If you’re an artist who loves the wilderness, and what artist doesn’t, Friends of the Porkies has a deal for you.
The volunteer group offers an artist-in-residence program that allows people to stay in a cabin deep in the heart of the Porcupine Mountains Wilderness State Park in the Upper Peninsula. The artists stay for two to three weeks while they explore the 60,000-acre park between May and October.
They’re then asked to share their experience through an hour-long workshop or talk, and contribute a piece of art that reflects their stay, said Sherrie McCabe, program director.
“They’re coming here to investigate the park, absorb what it has to offer,” she said. “This gives them a chance to be in the wilderness, to show people what it looks like in their eyes.”
The 11-year-old program usually picks three to five people for the summer residency, said McCabe. There’s also a winter residency, which, this being the U.P., isn’t quite as popular. The remote cabin is even more remote when the roads are buried in snow.
Applications can be found at the group’s website at www.porkies.org. The deadline is March 31.
The chief selling point for the program, which doesn’t offer a stipend, is the state park. The Porkies has lakes, waterfalls, wooded peaks and 25 miles of shoreline along Lake Superior.
It’s not a coincidence that McCabe lives 12 miles from the park.
“I can’t even tell you how wonderful it is to have the park in my back yard,” she said. “It’s a magical place, almost like when you read about an enchanted forest.”
She encourages artists to explore as much as possible before creating their art. That way, they’ll get a better feel for everything the park offers.
As for their living arrangements, they’ll stay at a one-room, timber-frame cabin on the Little Union River. The artists, who are allowed to bring one guest, will be staying at the cabin at different times.
The cabin is the picture of rustic: It has no electricity or running water. It has a propane light, propane stove and oven, and wood stove for heat.

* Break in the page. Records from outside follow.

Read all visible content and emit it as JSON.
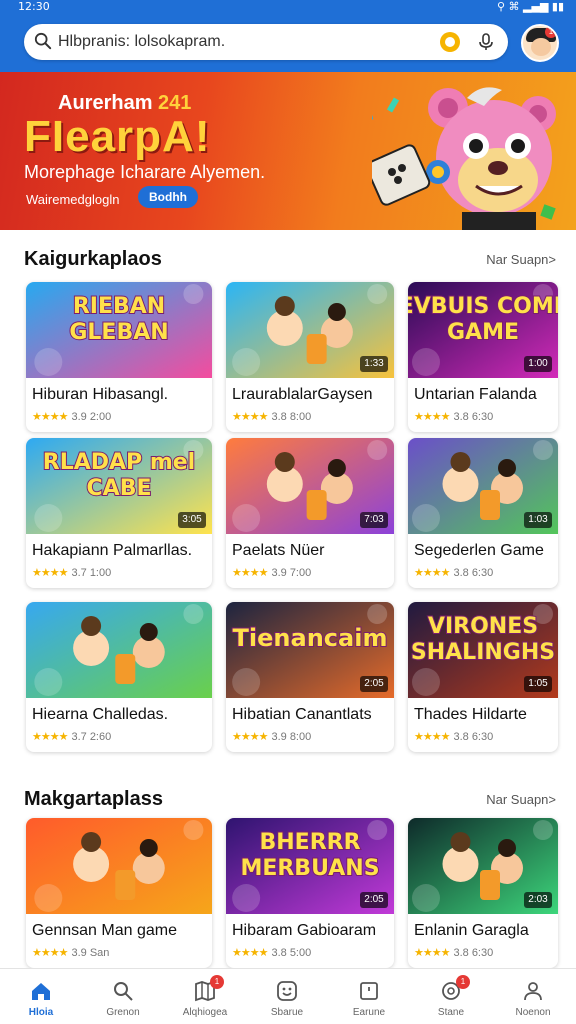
{
  "status": {
    "time": "12:30",
    "icons": "⚲ ⌘ ▂▄▆ ▮▮"
  },
  "search": {
    "placeholder": "Hlbpranis: lolsokapram."
  },
  "banner": {
    "sub_title": "Aurerham",
    "sub_title_num": "241",
    "title": "FIearpA!",
    "description": "Morephage Icharare Alyemen.",
    "small_text": "Wairemedglogln",
    "button_label": "Bodhh"
  },
  "sections": [
    {
      "title": "Kaigurkaplaos",
      "see_all": "Nar Suapn>"
    },
    {
      "title": "Makgartaplass",
      "see_all": "Nar Suapn>"
    }
  ],
  "cards": [
    {
      "name": "Hiburan Hibasangl.",
      "rating": "3.9",
      "plays": "2:00",
      "duration": "",
      "colors": [
        "#27a9f0",
        "#f44c9e"
      ]
    },
    {
      "name": "LraurablalarGaysen",
      "rating": "3.8",
      "plays": "8:00",
      "duration": "1:33",
      "colors": [
        "#2bb5f5",
        "#f7c23c"
      ]
    },
    {
      "name": "Untarian Falanda",
      "rating": "3.8",
      "plays": "6:30",
      "duration": "1:00",
      "colors": [
        "#2a0b55",
        "#d22bb8"
      ]
    },
    {
      "name": "Hakapiann Palmarllas.",
      "rating": "3.7",
      "plays": "1:00",
      "duration": "3:05",
      "colors": [
        "#2da9f3",
        "#ffe34d"
      ]
    },
    {
      "name": "Paelats Nüer",
      "rating": "3.9",
      "plays": "7:00",
      "duration": "7:03",
      "colors": [
        "#ff7c3d",
        "#8c42d9"
      ]
    },
    {
      "name": "Segederlen Game",
      "rating": "3.8",
      "plays": "6:30",
      "duration": "1:03",
      "colors": [
        "#6b4fc9",
        "#53c65a"
      ]
    },
    {
      "name": "Hiearna Challedas.",
      "rating": "3.7",
      "plays": "2:60",
      "duration": "",
      "colors": [
        "#37a8f0",
        "#6ad04b"
      ]
    },
    {
      "name": "Hibatian Canantlats",
      "rating": "3.9",
      "plays": "8:00",
      "duration": "2:05",
      "colors": [
        "#1c2440",
        "#e56b2a"
      ]
    },
    {
      "name": "Thades Hildarte",
      "rating": "3.8",
      "plays": "6:30",
      "duration": "1:05",
      "colors": [
        "#201a40",
        "#b23a1c"
      ]
    },
    {
      "name": "Gennsan Man game",
      "rating": "3.9",
      "plays": "San",
      "duration": "",
      "colors": [
        "#ff5b2b",
        "#f6a61a"
      ]
    },
    {
      "name": "Hibaram Gabioaram",
      "rating": "3.8",
      "plays": "5:00",
      "duration": "2:05",
      "colors": [
        "#2f1470",
        "#c13ad8"
      ]
    },
    {
      "name": "Enlanin Garagla",
      "rating": "3.8",
      "plays": "6:30",
      "duration": "2:03",
      "colors": [
        "#0e2a2a",
        "#3dd67b"
      ]
    }
  ],
  "thumb_texts": [
    "RIEBAN GLEBAN",
    "",
    "NEVBUIS COMER GAME",
    "RLADAP mel CABE",
    "",
    "",
    "",
    "Tienancaim",
    "VIRONES SHALINGHS",
    "",
    "BHERRR MERBUANS",
    ""
  ],
  "bottom_nav": [
    {
      "label": "Hloia",
      "icon": "home-icon",
      "badge": ""
    },
    {
      "label": "Grenon",
      "icon": "search-icon",
      "badge": ""
    },
    {
      "label": "Alqhiogea",
      "icon": "map-icon",
      "badge": "1"
    },
    {
      "label": "Sbarue",
      "icon": "smile-icon",
      "badge": ""
    },
    {
      "label": "Earune",
      "icon": "box-icon",
      "badge": ""
    },
    {
      "label": "Stane",
      "icon": "gamepad-icon",
      "badge": "1"
    },
    {
      "label": "Noenon",
      "icon": "user-icon",
      "badge": ""
    }
  ],
  "theme": {
    "primary": "#1f6fd6",
    "star": "#f6b400",
    "badge": "#e53935"
  }
}
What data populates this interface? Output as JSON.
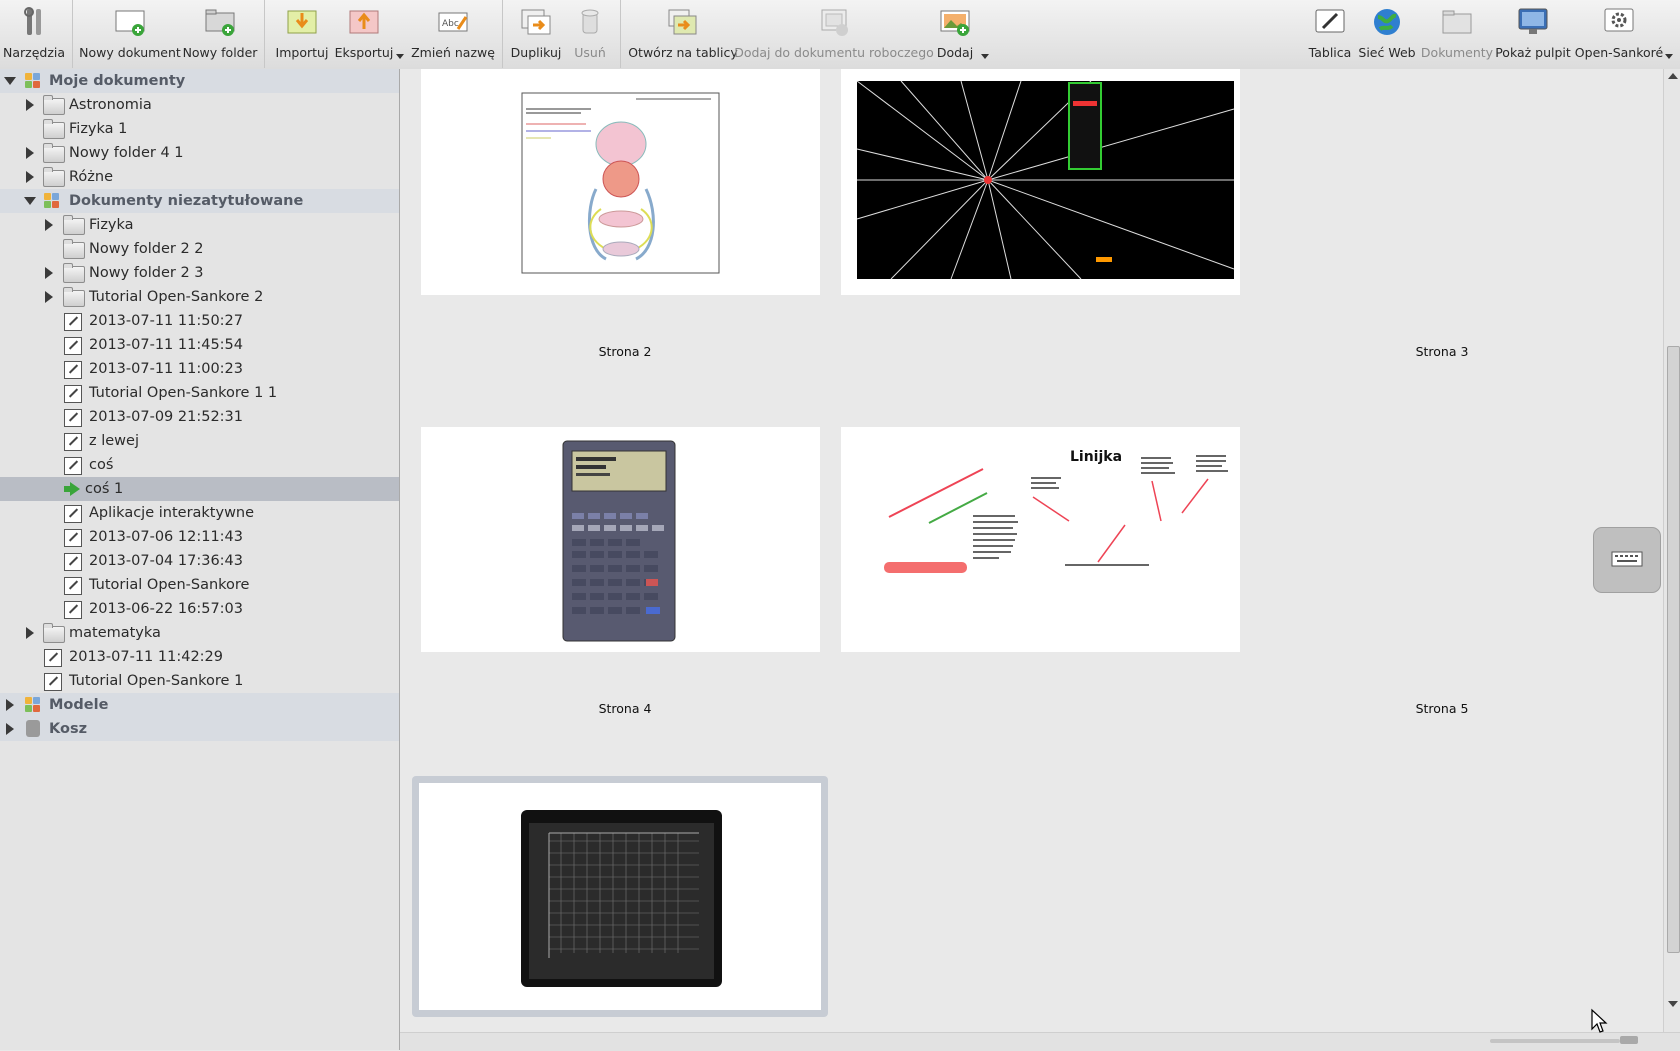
{
  "toolbar": {
    "tools": "Narzędzia",
    "new_document": "Nowy dokument",
    "new_folder": "Nowy folder",
    "import": "Importuj",
    "export": "Eksportuj",
    "rename": "Zmień nazwę",
    "duplicate": "Duplikuj",
    "delete": "Usuń",
    "open_on_board": "Otwórz na tablicy",
    "add_to_working": "Dodaj do dokumentu roboczego",
    "add": "Dodaj",
    "board": "Tablica",
    "web": "Sieć Web",
    "documents": "Dokumenty",
    "show_desktop": "Pokaż pulpit",
    "open_sankore": "Open-Sankoré"
  },
  "sidebar": {
    "items": [
      {
        "label": "Moje dokumenty"
      },
      {
        "label": "Astronomia"
      },
      {
        "label": "Fizyka 1"
      },
      {
        "label": "Nowy folder 4 1"
      },
      {
        "label": "Różne"
      },
      {
        "label": "Dokumenty niezatytułowane"
      },
      {
        "label": "Fizyka"
      },
      {
        "label": "Nowy folder 2 2"
      },
      {
        "label": "Nowy folder 2 3"
      },
      {
        "label": "Tutorial Open-Sankore 2"
      },
      {
        "label": "2013-07-11 11:50:27"
      },
      {
        "label": "2013-07-11 11:45:54"
      },
      {
        "label": "2013-07-11 11:00:23"
      },
      {
        "label": "Tutorial Open-Sankore 1 1"
      },
      {
        "label": "2013-07-09 21:52:31"
      },
      {
        "label": "z lewej"
      },
      {
        "label": "coś"
      },
      {
        "label": "coś 1"
      },
      {
        "label": "Aplikacje interaktywne"
      },
      {
        "label": "2013-07-06 12:11:43"
      },
      {
        "label": "2013-07-04 17:36:43"
      },
      {
        "label": "Tutorial Open-Sankore"
      },
      {
        "label": "2013-06-22 16:57:03"
      },
      {
        "label": "matematyka"
      },
      {
        "label": "2013-07-11 11:42:29"
      },
      {
        "label": "Tutorial Open-Sankore 1"
      },
      {
        "label": "Modele"
      },
      {
        "label": "Kosz"
      }
    ]
  },
  "pages": [
    {
      "label": "Strona 2"
    },
    {
      "label": "Strona 3"
    },
    {
      "label": "Strona 4"
    },
    {
      "label": "Strona 5"
    }
  ],
  "thumb_text": {
    "linijka": "Linijka"
  }
}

Out back is an outhouse. McCabe calls it “cozy.”
She said artists have been pleasantly surprised by the domicile, especially when compared with other cabins in the state park. It has a comfy bed, an antique Morris chair that reclines, and drapes over the windows.
But, again, McCabe encourages artists not to spend a lot of time in the abode. They should be outside, seeing everything the park has to offer.
“It’s a big park,” she said. “The more absorbing they do, the more their artwork will be inclusive.”